The Million Dollar Dilemma Every CRE Leader Faces
As a corporate real estate leader, you often feel like you’re balancing two conflicting goals—managing costs, and improving the employee experience.
And you’re doing it on a massive scale.
The average Fortune 500 company has real estate equivalent to 10 Empire State buildings. Real estate is the second most expensive asset for most companies, worth millions of dollars. But the largest expense for most companies is their employees—and keeping them happy is just as important as controlling costs.
In a recent webinar, Ari Kepnes, Director of Market Research for Density, said the key to solving this million-dollar dilemma is to pay close attention to one very important metric:
Space utilization data.
Why Space Utilization Data is So Important
As management guru Peter Drucker famously said, “you can’t manage what you can’t measure.”
Eighty-three percent of CREs say space utilization data is their No. 1 most valuable metric for making decisions, according to a recent Gensler survey.
Kepnes said there are three main ways CRE, HR and facilities leaders are using it:
- Plan - Using predictive analytics to better manage real estate portfolios
- Access - Using employee experience apps to help people navigate and use space more efficiently
- Operate - Using IoT sensors to monitor use of facilities
That makes space utilization data valuable not only to CRE leaders, but to many people within your organization. Here’s a closer look at how it adds value.
3 Ways to Use Space Utilization Data
Better Space Planning
Forty percent of corporate real estate is empty but paid for. And 89 percent of CREs aren’t satisfied with their use of space.
To make improvements in this area, you first need visibility into space utilization data.
Space utilization data can answer questions like:
- How is each floor, room and building being used?
- What locations are not being utilized as well as they could be?
- How are people typically using different areas of the space?
However, the potential to save money with better space planning is huge—making sensors well worth the investment. Kepnes said if the size of real estate shrank as much as the headcount, the Fortune 500 would save $107 billion annually, equal to the cost of 1 million employees.

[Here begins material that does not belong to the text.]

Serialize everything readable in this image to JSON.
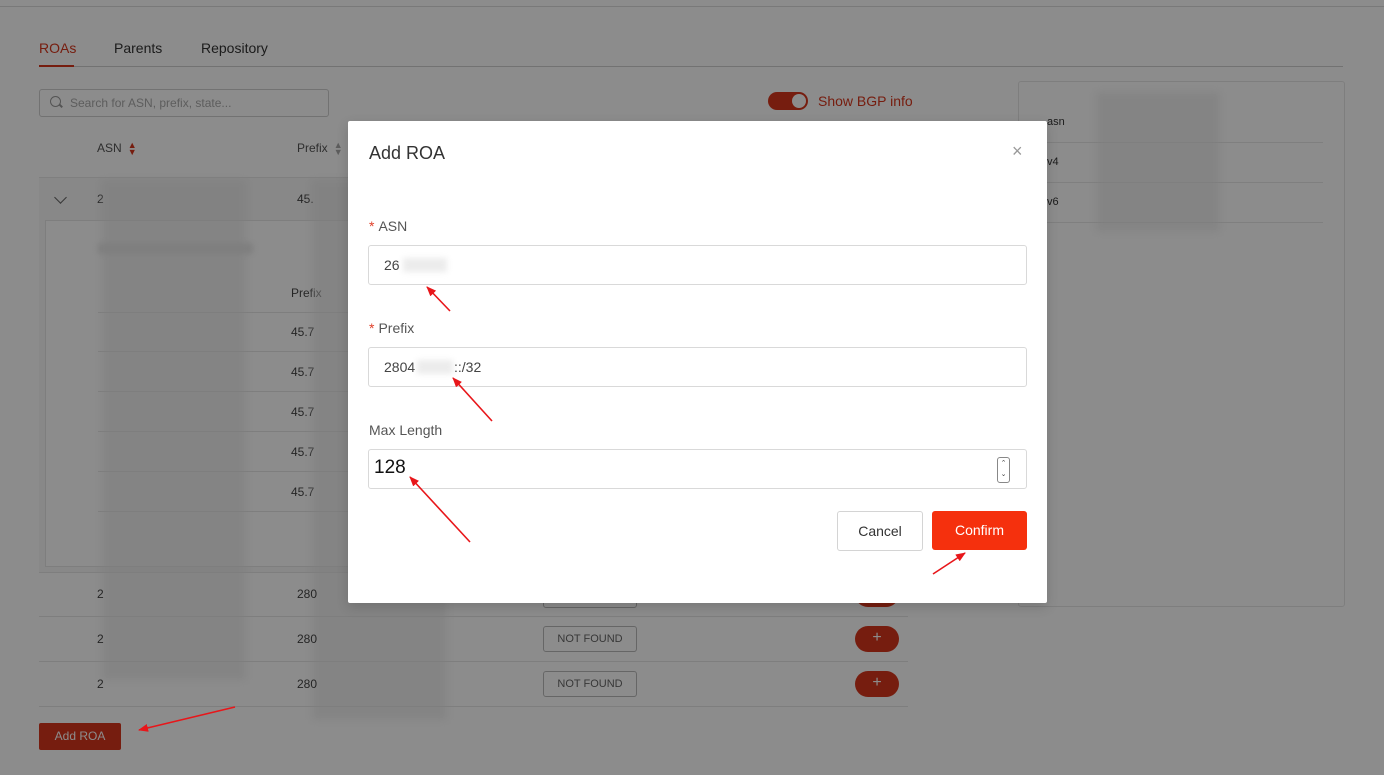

Visualizing Space Availability
Fifty-five percent of employees don’t have access to space they need.
While having to scramble for space obviously hurts the employee experience, there’s another reason corporate real estate leaders should care about this. A lack of space availability has a huge impact on productivity.
Consider this shocking statistic from Gartner:

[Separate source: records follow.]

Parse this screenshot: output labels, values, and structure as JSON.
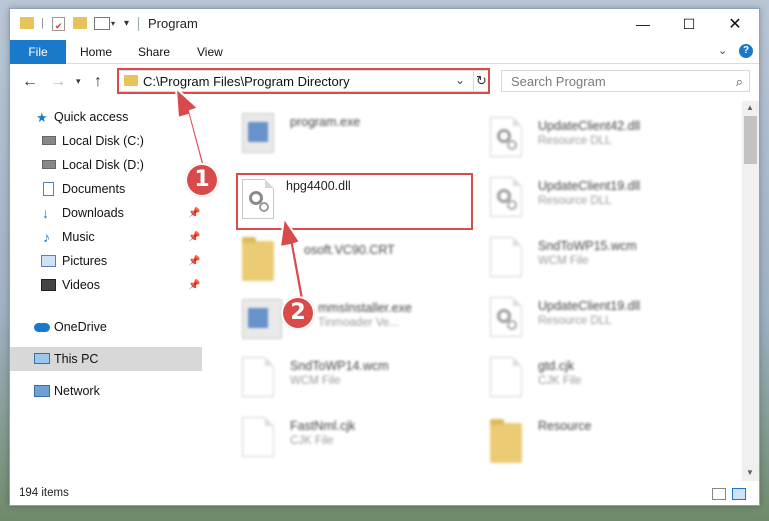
{
  "window": {
    "title": "Program"
  },
  "ribbon": {
    "file": "File",
    "home": "Home",
    "share": "Share",
    "view": "View"
  },
  "nav": {
    "address": "C:\\Program Files\\Program Directory",
    "search_placeholder": "Search Program"
  },
  "sidebar": {
    "items": [
      {
        "label": "Quick access",
        "icon": "star-icon"
      },
      {
        "label": "Local Disk (C:)",
        "icon": "drive-icon"
      },
      {
        "label": "Local Disk (D:)",
        "icon": "drive-icon"
      },
      {
        "label": "Documents",
        "icon": "documents-icon"
      },
      {
        "label": "Downloads",
        "icon": "download-icon"
      },
      {
        "label": "Music",
        "icon": "music-icon"
      },
      {
        "label": "Pictures",
        "icon": "pictures-icon"
      },
      {
        "label": "Videos",
        "icon": "videos-icon"
      },
      {
        "label": "OneDrive",
        "icon": "cloud-icon"
      },
      {
        "label": "This PC",
        "icon": "computer-icon"
      },
      {
        "label": "Network",
        "icon": "network-icon"
      }
    ]
  },
  "files": {
    "left": [
      {
        "name": "program.exe",
        "type": ""
      },
      {
        "name": "hpg4400.dll",
        "type": ""
      },
      {
        "name": "osoft.VC90.CRT",
        "type": ""
      },
      {
        "name": "mmsInstaller.exe",
        "type": "Tinmoader Ve..."
      },
      {
        "name": "SndToWP14.wcm",
        "type": "WCM File"
      },
      {
        "name": "FastNml.cjk",
        "type": "CJK File"
      }
    ],
    "right": [
      {
        "name": "UpdateClient42.dll",
        "type": "Resource DLL"
      },
      {
        "name": "UpdateClient19.dll",
        "type": "Resource DLL"
      },
      {
        "name": "SndToWP15.wcm",
        "type": "WCM File"
      },
      {
        "name": "UpdateClient19.dll",
        "type": "Resource DLL"
      },
      {
        "name": "gtd.cjk",
        "type": "CJK File"
      },
      {
        "name": "Resource",
        "type": ""
      }
    ]
  },
  "annotations": {
    "step1": "1",
    "step2": "2"
  },
  "status": {
    "item_count": "194 items"
  },
  "colors": {
    "accent": "#1979ca",
    "highlight": "#d94a4a"
  }
}
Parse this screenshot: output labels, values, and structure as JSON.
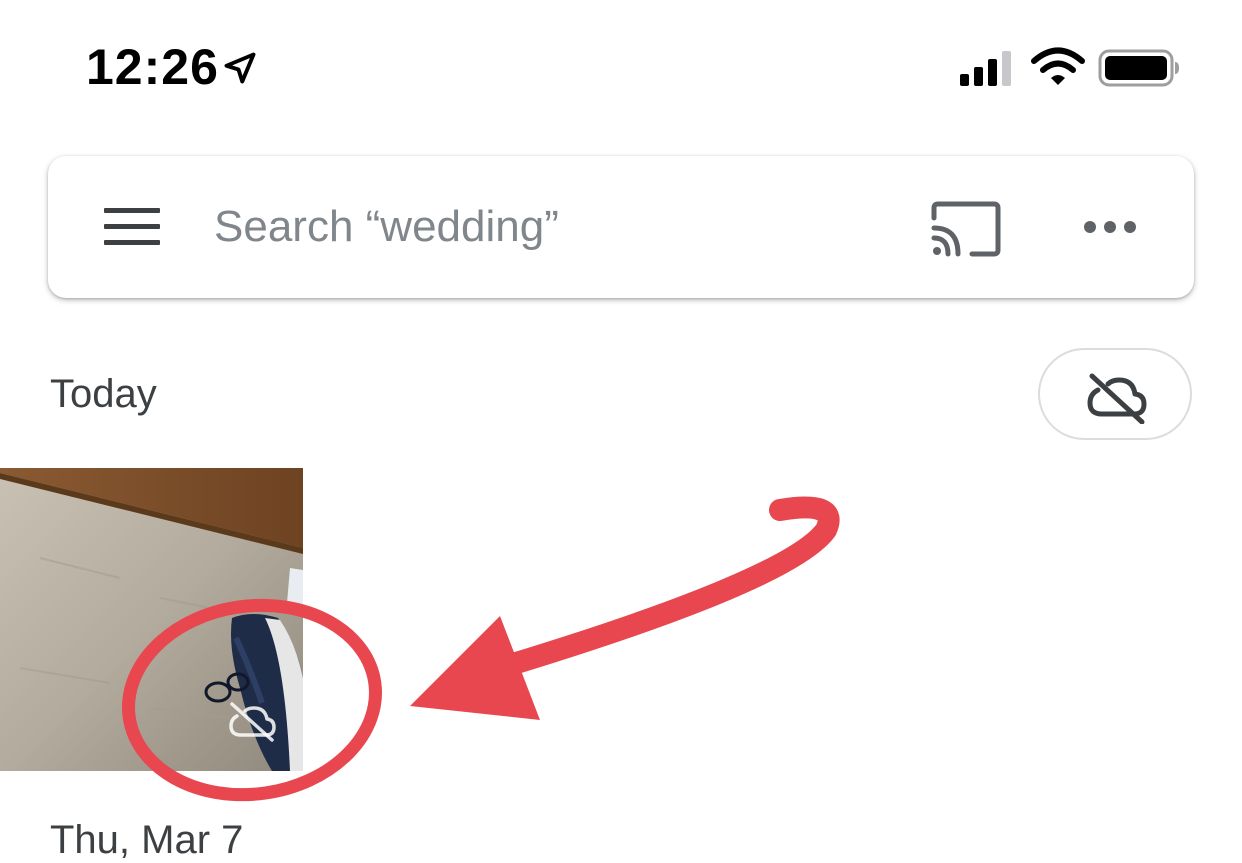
{
  "status_bar": {
    "time": "12:26",
    "icons": [
      "location-arrow-icon",
      "cellular-signal-icon",
      "wifi-icon",
      "battery-icon"
    ]
  },
  "search_bar": {
    "menu_icon": "hamburger-menu-icon",
    "placeholder": "Search “wedding”",
    "value": "",
    "cast_icon": "cast-icon",
    "more_icon": "more-horizontal-icon"
  },
  "sections": [
    {
      "title": "Today",
      "backup_icon": "cloud-off-icon",
      "photo_badge_icon": "cloud-off-icon"
    },
    {
      "title": "Thu, Mar 7"
    }
  ],
  "annotation": {
    "color": "#e8474f",
    "marks": [
      "red-circle-highlight",
      "red-arrow-pointer"
    ]
  },
  "colors": {
    "text_primary": "#3c4043",
    "icon_gray": "#5f6368",
    "placeholder": "#80868b",
    "annotation_red": "#e8474f"
  }
}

$31 million is wasted on employees looking for an open room each year, equal to 200 employees being paid just to look for space.
Let that sink in for a moment.
Surely there’s a better use of your employees’ time!
As we get more workplace amenities, real time availability becomes even more important. People want to see how busy it is in certain areas so they can better plan their day.
Having data on real-time space availability can answer questions like:
- Which rooms are booked but actually free?
- How busy is the gym?
- What’s the best time to go to the cafeteria?
Improving Facility Operations
CRE leaders and facility managers need to be able to adjust building operations based on occupancy. For instance, if only a fourth of your workforce comes into the office on a typical Friday but your employee cafeteria has enough food to feed an army, you’re going to end up with a lot of waste.
Similarly, keeping every light on and heating all 10 floors of your building when 75 percent of them are empty isn’t very cost-effective.
With real-time space utilization data, you can answer important questions like:
- What areas actually need to be cleaned this week?
- How much food should we order?
- How should we adjust our heating and cooling systems to match occupancy?
In the changing world of corporate real estate, space utilization data is one constant leaders can rely on to help them make adjustments in real time. With a data-driven workplace, leaders don’t have to choose between providing a great employee experience and keeping costs in check.